What Do Lean and Agile Have in Common?
Both lean and agile are terms which refer to modern advancements in the way work is done, which have led to reduced cost, faster response times, and better customer services for many companies in different industries.
Although both ‘lean’ and ‘agile’ refer to two separate concepts, the two do share certain similarities, and each have their own distinct advantages and disadvantages.
Deciding whether to utilize lean, agile, or both methods for your organization is an important first step for any new manufacturing start-up.
Lean Manufacturing Methods
Running a lean manufacturing business puts the most priority on the flow of material through the entire process (value stream), which keeps the costs at a minimum. When working properly, Lean methods maintain very little inventory, so the company can minimize how much money that spend on raw materials, in-progress work, and finished products at any given time.
Organizations using lean methodology use efficient purchasing and delivery systems to minimize cost by requesting inputs only when they are needed, and deliver the finished product as soon as it is ordered and needed by the customer. In addition, lean manufacturers tend to focus their core processes on main competencies, while also outsourcing a variety of productive activities to suppliers who can do it better and have more expertise. When these suppliers are treated like partners, this creates further cost efficiencies.

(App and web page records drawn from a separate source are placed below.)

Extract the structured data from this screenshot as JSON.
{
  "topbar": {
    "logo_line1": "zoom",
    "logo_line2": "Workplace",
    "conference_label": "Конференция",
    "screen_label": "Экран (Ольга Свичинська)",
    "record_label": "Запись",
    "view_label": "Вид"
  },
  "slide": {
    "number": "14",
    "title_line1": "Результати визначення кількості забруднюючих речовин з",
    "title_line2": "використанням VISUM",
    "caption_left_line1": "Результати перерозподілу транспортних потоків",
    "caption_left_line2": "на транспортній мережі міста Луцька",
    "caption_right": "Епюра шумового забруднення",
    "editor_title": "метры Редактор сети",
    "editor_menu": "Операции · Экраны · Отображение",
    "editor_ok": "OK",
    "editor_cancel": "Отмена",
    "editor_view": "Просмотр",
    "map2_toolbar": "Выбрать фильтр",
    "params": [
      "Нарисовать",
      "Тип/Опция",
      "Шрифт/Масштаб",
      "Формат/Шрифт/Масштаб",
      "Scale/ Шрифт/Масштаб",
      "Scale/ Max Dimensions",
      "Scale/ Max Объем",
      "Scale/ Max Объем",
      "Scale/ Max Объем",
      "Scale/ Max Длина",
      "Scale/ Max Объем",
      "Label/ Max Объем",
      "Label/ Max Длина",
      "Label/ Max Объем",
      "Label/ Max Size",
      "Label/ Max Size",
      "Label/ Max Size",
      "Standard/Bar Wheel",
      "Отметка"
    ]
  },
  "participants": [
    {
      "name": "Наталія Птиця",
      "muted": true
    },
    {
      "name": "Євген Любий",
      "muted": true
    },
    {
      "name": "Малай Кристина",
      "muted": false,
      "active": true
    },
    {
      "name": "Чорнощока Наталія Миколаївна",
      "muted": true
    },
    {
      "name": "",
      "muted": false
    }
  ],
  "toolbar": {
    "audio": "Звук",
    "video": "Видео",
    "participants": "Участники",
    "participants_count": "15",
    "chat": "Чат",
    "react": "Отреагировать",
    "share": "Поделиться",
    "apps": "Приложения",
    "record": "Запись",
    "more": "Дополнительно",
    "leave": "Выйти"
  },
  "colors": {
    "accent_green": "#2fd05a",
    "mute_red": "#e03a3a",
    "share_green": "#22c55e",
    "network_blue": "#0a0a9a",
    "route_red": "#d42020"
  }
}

For example, a lean manufacturing business may outsource certain components or items that are not part of their core skills, allowing them to focus on and invest more solely in what made them successful in the first place. The suppliers deliver the items just-in-time (JIT), only when the company needs it.
Additionally, the concepts of waste reduction, employee engagement and continuous quality improvement are vital factors in lean manufacturing.
Agile Manufacturing Methods
On the other hand, agile manufacturing businesses are less focused on keeping costs low, and more focused on shifting to be able to meet changing customer demands as quickly as possible. When it comes to processes, agile companies are setup in ways that are flexible enough to be rapidly changed as the customer’s needs change. Existing equipment, labor, tools and raw materials are used in agile manufacturing, enabling teams to create new or custom products on demand, which is much faster than their competitors, which becomes a competitive advantage.
For example, a car manufacturing company using lean methods will allow the ability to use existing infrastructure to build new car models without having to make a significant financial investment. Vigorous data systems are relied on by agile marketing, production and design departments; this enables them to provide updated, current information on available resources at any given time.
Both lean and agile manufacturing methods share the same ultimate focus; increasing the sustainability of business within the sector of high-cost marketing. Both provide solutions to the challenges faced by manufacturers of the past, along with providing an opportunity for smaller manufacturing companies to compete with their larger competitors.
Both lean and agile concepts consist of a heavy reliance on statistics; both use computerized information systems and encourage open communication between teams, customers, and both internal and external stakeholders. Due to this, both concepts tie in well with modern advances in production technology; they’re perfectly matched to resources and tools available to today’s manufacturing managers.
Additionally, both lean and agile methods are decisions that should be made during the early planning stages of a company; they are designed to influence the ways in which businesses are structured not just in work sites and factories, but throughout every department of the organization from accountancy to marketing and customer services.
Shared Benefits of Lean and Agile
Benefits can be reaped from using both lean and agile processes; the two methodologies combined can strengthen said benefits even further. Lean manufacturing is used to improve cash flow and increase the amount of cash available to a business by efficiently cutting expenses, whilst agile manufacturing methods serve to increase company revenue by ensuring all terms are ready to fulfill any unexpected customer demand.
Additionally, both lean and agile concepts focus heavily on competitiveness; a priority concern in the global markets where manufacturers compete. Agile manufacturing allows a company of any size to successfully increase their number of total sales, whilst lean methods give businesses the freedom and flexibility to attract new custom via product price promotions and reductions
Why Do They Work Well Together?
Whilst lean and agile methods of manufacturing are two distinct things, they do work well together. Whilst lean manufacturing allows for costs to be reduced, agile methods allow companies to boost their reputation by being able to meet even the most challenging of sudden customer demands.
Combine the two together, and you have the perfect recipe for manufacturing business success. Whilst lean methods allow the company to save on costs, agile manufacturing can be used to ensure that products are gotten right the first time. For example, ‘beta testing’, where customers are given the smallest useful part of a product and asked to report what works well and what does not, is a useful Agile method.
Additionally, lean methods can enhance agile strategies for managing team productivity. Within a lean manufacturing system, work is broken down into a set of value streams that demand signals trigger. Using this strategy, the output of one value stream will lead to more. Since agile is largely based on connecting the work of multiple teams, this method comes in useful for achieving efficiency and communication.
Both lean and agile manufacturing methodologies are popular options for reducing business cost, improving the ability to meet customer demands and enabling heightened competitiveness. They can each be used alone, however, when used together result in further benefits; both agile and lean strategies tend to enhance one another.